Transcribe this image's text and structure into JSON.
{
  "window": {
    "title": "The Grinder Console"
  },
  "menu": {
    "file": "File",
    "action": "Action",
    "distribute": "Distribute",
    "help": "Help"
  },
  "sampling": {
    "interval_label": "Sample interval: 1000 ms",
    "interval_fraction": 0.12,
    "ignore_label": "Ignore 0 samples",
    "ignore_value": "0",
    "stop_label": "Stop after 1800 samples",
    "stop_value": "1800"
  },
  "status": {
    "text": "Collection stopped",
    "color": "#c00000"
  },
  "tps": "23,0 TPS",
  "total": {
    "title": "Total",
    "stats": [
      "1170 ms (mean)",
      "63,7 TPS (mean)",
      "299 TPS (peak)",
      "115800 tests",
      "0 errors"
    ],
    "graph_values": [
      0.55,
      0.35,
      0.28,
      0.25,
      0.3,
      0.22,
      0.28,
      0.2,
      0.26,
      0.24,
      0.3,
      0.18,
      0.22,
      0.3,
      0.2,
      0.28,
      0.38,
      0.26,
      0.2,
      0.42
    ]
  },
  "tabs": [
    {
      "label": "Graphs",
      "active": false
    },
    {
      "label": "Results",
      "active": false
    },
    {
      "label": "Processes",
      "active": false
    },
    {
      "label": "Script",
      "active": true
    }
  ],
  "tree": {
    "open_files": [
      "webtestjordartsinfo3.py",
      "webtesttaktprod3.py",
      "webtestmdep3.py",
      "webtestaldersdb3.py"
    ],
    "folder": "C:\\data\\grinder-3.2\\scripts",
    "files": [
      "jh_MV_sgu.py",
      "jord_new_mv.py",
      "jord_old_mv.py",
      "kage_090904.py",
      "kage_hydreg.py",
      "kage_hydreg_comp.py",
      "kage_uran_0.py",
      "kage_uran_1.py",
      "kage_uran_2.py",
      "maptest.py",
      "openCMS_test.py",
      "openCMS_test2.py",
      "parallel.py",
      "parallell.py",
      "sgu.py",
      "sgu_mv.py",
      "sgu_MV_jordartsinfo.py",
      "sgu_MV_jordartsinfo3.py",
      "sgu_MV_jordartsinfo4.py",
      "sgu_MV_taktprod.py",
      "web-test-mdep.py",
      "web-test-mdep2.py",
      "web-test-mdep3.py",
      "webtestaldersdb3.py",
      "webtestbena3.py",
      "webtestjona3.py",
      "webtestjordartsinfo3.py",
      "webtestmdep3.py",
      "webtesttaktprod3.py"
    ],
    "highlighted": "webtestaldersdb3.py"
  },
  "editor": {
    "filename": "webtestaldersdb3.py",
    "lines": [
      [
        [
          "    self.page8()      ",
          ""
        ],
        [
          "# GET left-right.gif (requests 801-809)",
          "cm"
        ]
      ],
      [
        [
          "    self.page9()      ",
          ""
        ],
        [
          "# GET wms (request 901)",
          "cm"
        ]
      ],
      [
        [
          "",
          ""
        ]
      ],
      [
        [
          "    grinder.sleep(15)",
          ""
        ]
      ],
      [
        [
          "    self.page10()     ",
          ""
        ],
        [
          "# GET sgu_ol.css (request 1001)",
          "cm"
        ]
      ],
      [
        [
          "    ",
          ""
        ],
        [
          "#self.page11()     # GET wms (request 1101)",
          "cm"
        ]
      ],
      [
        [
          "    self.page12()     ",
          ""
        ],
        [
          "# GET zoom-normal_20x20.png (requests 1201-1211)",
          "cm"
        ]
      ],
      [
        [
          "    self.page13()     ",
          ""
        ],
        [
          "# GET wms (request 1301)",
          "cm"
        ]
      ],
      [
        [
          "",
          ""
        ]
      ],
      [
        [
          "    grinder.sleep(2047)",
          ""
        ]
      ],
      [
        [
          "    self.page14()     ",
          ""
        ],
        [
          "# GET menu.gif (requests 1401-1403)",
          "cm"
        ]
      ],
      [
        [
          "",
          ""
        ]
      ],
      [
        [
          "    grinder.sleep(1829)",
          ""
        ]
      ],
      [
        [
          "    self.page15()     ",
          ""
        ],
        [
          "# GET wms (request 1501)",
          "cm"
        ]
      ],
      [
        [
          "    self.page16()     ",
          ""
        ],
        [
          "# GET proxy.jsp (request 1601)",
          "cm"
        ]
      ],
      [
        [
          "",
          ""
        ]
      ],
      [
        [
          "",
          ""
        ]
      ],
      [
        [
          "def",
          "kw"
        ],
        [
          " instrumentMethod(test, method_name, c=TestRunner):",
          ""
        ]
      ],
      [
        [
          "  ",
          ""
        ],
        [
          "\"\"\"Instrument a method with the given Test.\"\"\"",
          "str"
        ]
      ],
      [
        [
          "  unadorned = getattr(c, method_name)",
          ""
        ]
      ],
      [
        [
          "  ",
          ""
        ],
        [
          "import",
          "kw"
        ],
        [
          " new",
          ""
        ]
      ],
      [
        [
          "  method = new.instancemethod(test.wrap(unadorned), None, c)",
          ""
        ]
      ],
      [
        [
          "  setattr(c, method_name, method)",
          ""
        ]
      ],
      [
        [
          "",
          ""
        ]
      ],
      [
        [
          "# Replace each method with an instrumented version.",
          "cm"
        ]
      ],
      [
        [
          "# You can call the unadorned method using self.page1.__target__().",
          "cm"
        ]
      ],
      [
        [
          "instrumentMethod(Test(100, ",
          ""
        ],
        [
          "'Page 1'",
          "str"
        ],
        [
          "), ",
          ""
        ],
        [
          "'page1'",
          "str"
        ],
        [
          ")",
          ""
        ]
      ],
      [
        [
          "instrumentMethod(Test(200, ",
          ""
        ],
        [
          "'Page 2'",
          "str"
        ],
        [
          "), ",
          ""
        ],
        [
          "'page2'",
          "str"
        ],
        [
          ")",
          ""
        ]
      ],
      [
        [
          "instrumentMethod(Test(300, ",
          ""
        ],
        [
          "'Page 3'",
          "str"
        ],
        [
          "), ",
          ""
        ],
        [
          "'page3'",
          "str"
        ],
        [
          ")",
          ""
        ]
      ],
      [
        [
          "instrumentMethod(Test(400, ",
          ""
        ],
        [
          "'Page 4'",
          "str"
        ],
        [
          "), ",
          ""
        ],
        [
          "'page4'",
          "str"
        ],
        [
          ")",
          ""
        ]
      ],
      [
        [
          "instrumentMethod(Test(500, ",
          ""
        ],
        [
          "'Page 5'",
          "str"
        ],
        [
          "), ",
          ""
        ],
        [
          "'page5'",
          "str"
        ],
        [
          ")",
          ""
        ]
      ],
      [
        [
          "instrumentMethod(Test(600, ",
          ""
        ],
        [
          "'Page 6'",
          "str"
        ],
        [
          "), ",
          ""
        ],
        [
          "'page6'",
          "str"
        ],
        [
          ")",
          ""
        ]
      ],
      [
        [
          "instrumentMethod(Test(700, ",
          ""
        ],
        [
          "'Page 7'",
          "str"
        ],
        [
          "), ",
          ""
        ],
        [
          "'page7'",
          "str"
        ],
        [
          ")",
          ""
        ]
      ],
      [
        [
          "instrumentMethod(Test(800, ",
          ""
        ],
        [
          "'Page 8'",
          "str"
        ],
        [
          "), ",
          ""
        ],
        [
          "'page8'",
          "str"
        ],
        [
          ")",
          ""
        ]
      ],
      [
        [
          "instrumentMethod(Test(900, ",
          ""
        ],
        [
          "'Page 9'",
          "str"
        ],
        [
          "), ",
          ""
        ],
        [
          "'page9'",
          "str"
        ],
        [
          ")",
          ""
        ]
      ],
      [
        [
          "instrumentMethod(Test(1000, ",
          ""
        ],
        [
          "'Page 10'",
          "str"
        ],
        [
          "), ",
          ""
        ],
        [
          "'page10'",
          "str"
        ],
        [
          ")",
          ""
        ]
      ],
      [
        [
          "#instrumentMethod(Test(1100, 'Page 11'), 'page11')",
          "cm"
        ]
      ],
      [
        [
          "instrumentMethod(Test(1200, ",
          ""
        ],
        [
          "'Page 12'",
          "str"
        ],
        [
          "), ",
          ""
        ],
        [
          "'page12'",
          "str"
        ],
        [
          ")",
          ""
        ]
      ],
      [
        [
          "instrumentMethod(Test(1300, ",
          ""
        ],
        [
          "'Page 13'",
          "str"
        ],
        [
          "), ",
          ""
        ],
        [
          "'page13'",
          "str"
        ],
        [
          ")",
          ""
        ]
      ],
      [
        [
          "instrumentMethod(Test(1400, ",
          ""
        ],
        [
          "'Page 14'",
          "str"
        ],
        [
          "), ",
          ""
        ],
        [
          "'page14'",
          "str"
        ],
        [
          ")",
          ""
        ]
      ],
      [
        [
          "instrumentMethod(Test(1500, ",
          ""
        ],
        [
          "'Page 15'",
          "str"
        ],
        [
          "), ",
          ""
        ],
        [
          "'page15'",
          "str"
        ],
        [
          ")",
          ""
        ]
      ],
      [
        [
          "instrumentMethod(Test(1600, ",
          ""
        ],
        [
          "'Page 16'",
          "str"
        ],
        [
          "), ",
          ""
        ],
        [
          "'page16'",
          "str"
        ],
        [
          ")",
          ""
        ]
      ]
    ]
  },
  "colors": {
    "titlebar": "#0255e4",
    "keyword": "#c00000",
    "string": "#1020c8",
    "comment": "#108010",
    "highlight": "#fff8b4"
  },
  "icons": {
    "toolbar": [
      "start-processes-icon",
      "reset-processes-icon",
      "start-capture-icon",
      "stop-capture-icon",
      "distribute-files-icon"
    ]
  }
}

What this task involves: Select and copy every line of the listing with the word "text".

Written reply:
Transcribe this image's text and structure into JSON.
    "text": "Collection stopped",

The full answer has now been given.